(Beginning of Data supplied)

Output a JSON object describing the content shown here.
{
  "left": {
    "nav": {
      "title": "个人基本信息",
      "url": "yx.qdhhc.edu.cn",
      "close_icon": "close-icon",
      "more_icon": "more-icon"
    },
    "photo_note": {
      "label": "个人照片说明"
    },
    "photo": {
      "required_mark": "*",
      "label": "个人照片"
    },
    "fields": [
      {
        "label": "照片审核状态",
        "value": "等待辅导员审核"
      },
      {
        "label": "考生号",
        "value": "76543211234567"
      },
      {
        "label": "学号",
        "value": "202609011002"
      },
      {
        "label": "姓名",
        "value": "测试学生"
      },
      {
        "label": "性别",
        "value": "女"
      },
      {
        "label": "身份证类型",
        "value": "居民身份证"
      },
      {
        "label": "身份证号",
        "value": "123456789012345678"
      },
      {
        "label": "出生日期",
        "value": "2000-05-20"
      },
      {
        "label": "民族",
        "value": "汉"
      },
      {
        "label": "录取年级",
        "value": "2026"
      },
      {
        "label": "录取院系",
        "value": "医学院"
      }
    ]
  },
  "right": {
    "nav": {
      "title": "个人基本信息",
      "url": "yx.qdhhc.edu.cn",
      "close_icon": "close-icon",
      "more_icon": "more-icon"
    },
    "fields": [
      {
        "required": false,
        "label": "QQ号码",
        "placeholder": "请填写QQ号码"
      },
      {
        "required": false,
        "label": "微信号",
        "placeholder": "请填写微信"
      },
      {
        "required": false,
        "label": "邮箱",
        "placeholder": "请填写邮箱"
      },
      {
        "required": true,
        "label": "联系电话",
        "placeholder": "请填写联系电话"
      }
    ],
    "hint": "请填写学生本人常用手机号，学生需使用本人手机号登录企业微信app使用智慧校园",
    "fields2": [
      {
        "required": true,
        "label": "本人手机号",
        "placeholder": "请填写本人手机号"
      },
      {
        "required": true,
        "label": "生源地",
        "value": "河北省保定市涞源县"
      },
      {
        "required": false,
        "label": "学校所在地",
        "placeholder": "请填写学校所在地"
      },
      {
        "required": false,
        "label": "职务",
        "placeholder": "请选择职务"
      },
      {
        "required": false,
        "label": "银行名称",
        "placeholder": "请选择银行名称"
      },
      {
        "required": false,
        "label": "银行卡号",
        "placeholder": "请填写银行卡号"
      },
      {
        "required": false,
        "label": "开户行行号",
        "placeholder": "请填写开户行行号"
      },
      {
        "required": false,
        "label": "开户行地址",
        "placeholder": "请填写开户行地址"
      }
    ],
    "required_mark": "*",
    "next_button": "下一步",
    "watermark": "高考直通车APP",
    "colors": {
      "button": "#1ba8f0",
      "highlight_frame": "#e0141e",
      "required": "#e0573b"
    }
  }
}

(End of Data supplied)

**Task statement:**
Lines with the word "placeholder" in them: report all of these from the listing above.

**Exercise result:**
        "placeholder": "请填写QQ号码"
        "placeholder": "请填写微信"
        "placeholder": "请填写邮箱"
        "placeholder": "请填写联系电话"
        "placeholder": "请填写本人手机号"
        "placeholder": "请填写学校所在地"
        "placeholder": "请选择职务"
        "placeholder": "请选择银行名称"
        "placeholder": "请填写银行卡号"
        "placeholder": "请填写开户行行号"
        "placeholder": "请填写开户行地址"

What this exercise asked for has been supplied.